After college Sawaya rediscovered LEGO as an art medium, instead of as a plaything. His stunningly creative framed works, and three-dimensional sculptures, on display are just some of his collection of more than 1.5 million colored bricks.
This LEGO design by “brick-bender” artist Jeff Sanders seems to hover between his hands.
Local artists’ brickwork on display
Portlander Jeff Sanders calls himself a “brick bender”. A glance at his work explains why he chose the term.
“My kids are ten and seven now,” Sanders told East Portland News. “A few years ago I decided to buy my kids LEGOs because I loved them as a child.
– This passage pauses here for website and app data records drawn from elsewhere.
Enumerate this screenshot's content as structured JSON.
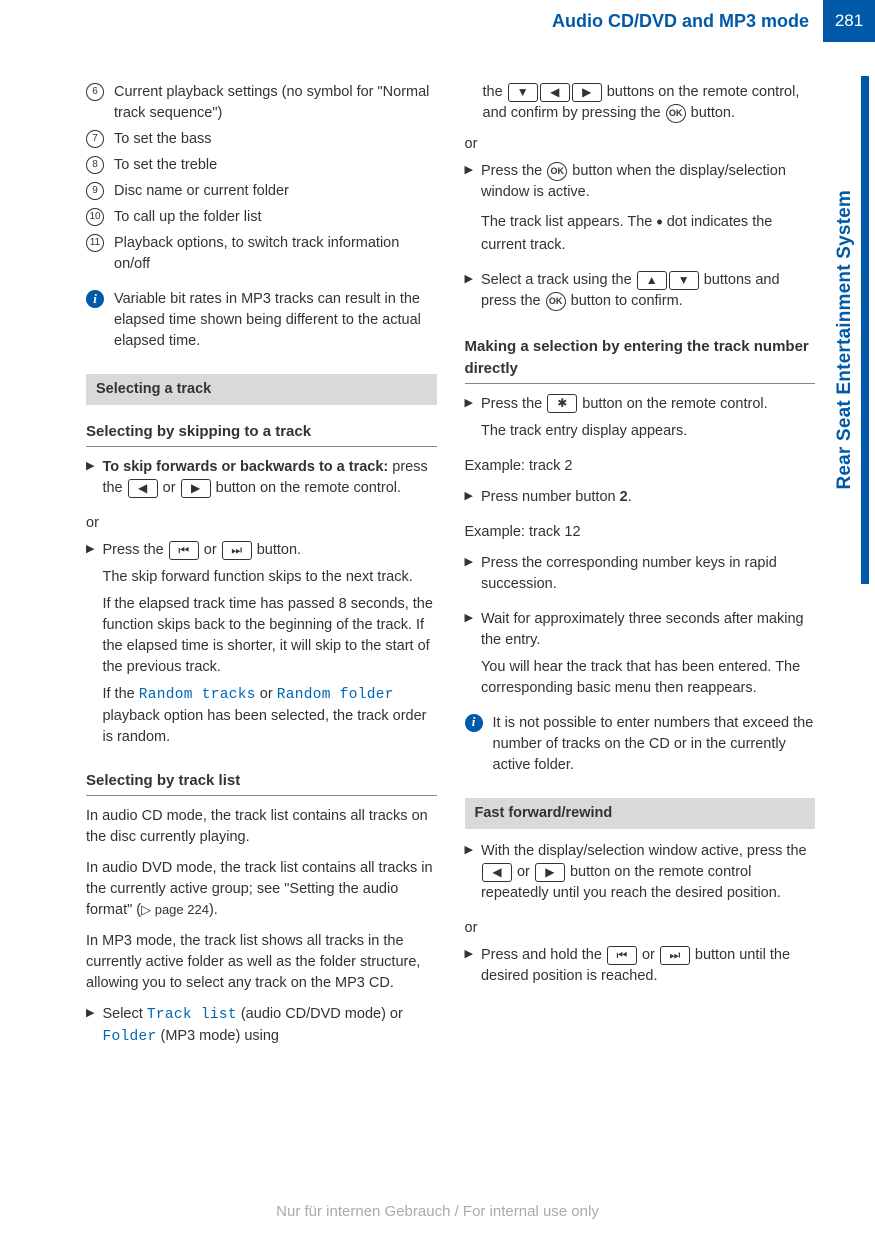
{
  "header": {
    "title": "Audio CD/DVD and MP3 mode",
    "page": "281"
  },
  "sideTab": "Rear Seat Entertainment System",
  "numbered": [
    {
      "n": "6",
      "t": "Current playback settings (no symbol for \"Normal track sequence\")"
    },
    {
      "n": "7",
      "t": "To set the bass"
    },
    {
      "n": "8",
      "t": "To set the treble"
    },
    {
      "n": "9",
      "t": "Disc name or current folder"
    },
    {
      "n": "10",
      "t": "To call up the folder list"
    },
    {
      "n": "11",
      "t": "Playback options, to switch track information on/off"
    }
  ],
  "info1": "Variable bit rates in MP3 tracks can result in the elapsed time shown being different to the actual elapsed time.",
  "sec1": {
    "bar": "Selecting a track",
    "h1": "Selecting by skipping to a track",
    "step1a": "To skip forwards or backwards to a track:",
    "step1b_before": " press the ",
    "btn_left": "◀",
    "or_word": " or ",
    "btn_right": "▶",
    "step1b_after": " button on the remote control.",
    "or": "or",
    "step2_before": "Press the ",
    "btn_prev": "⏮",
    "btn_next": "⏭",
    "step2_after": " button.",
    "step2_p1": "The skip forward function skips to the next track.",
    "step2_p2": "If the elapsed track time has passed 8 seconds, the function skips back to the beginning of the track. If the elapsed time is shorter, it will skip to the start of the previous track.",
    "step2_p3a": "If the ",
    "rt": "Random tracks",
    "step2_p3b": " or ",
    "rf": "Random folder",
    "step2_p3c": " playback option has been selected, the track order is random.",
    "h2": "Selecting by track list",
    "p_cd": "In audio CD mode, the track list contains all tracks on the disc currently playing.",
    "p_dvd_a": "In audio DVD mode, the track list contains all tracks in the currently active group; see \"Setting the audio format\" (",
    "p_dvd_ref": "▷ page 224",
    "p_dvd_b": ").",
    "p_mp3": "In MP3 mode, the track list shows all tracks in the currently active folder as well as the folder structure, allowing you to select any track on the MP3 CD.",
    "step3_before": "Select ",
    "tl": "Track list",
    "step3_mid": " (audio CD/DVD mode) or ",
    "fld": "Folder",
    "step3_after": " (MP3 mode) using"
  },
  "colR": {
    "cont_a": "the ",
    "b_down": "▼",
    "b_left": "◀",
    "b_right": "▶",
    "cont_b": " buttons on the remote control, and confirm by pressing the ",
    "ok": "OK",
    "cont_c": " button.",
    "or": "or",
    "r2_a": "Press the ",
    "r2_b": " button when the display/selection window is active.",
    "r2_c1": "The track list appears. The ",
    "r2_c2": " dot indicates the current track.",
    "r3_a": "Select a track using the ",
    "b_up": "▲",
    "r3_b": " buttons and press the ",
    "r3_c": " button to confirm.",
    "h3": "Making a selection by entering the track number directly",
    "r4_a": "Press the ",
    "star": "✱",
    "r4_b": " button on the remote control.",
    "r4_c": "The track entry display appears.",
    "ex1": "Example: track 2",
    "r5_a": "Press number button ",
    "r5_b": "2",
    "r5_c": ".",
    "ex2": "Example: track 12",
    "r6": "Press the corresponding number keys in rapid succession.",
    "r7_a": "Wait for approximately three seconds after making the entry.",
    "r7_b": "You will hear the track that has been entered. The corresponding basic menu then reappears.",
    "info2": "It is not possible to enter numbers that exceed the number of tracks on the CD or in the currently active folder.",
    "bar2": "Fast forward/rewind",
    "f1_a": "With the display/selection window active, press the ",
    "f1_b": " button on the remote control repeatedly until you reach the desired position.",
    "or2": "or",
    "f2_a": "Press and hold the ",
    "f2_b": " button until the desired position is reached."
  },
  "watermark": "Nur für internen Gebrauch / For internal use only"
}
I hadn’t played with them for years.”
As they were playing one day, Sanders said he made a discovery. “I noticed they sometimes started to curve. I started building circles, intersecting circles, and all sorts of great stuff. Now it’s an obsession – I’ve created more than 100 of these designs.”
The best part for him, Sanders said, “is the joy of creation. I sit down in a pile of 10,000 bricks, start putting them together, and get something I did not expect. It’s an incredible, great feeling.”
Beyond selling his works of art, Sanders said he’s working on a project funded through Kickstarter.com to produce how-to videos to teach others. “Who knows where to go from here?” he said. To learn more, see his website: www.brickbending.com.
Dennis Newell shows off one of the many original spaceships he’s created with LEGO blocks and parts.
An affection for building Star Wars LEGO models as a kid was what hooked Dennis Newell, another Portland artist whose works are on display.
But, for the past ten years, Newell become more passionate about his model-building. Instead of merely building kits from supplied parts, he now creates his own unique spaceships.
“I’ve built 60 models so far,” Newell said. “I can create make my own battle scenes, and blend in and with the other Star Wars stuff.”
“The Art of the Brick” – an amazing showcase of creativity, innovation, and fine art – is on display only until April 29. The price of seeing the exhibit is included in general admission.
For more information, visit their website: CLICK HERE.
© 2012 David F. Ashton ~ East Portland News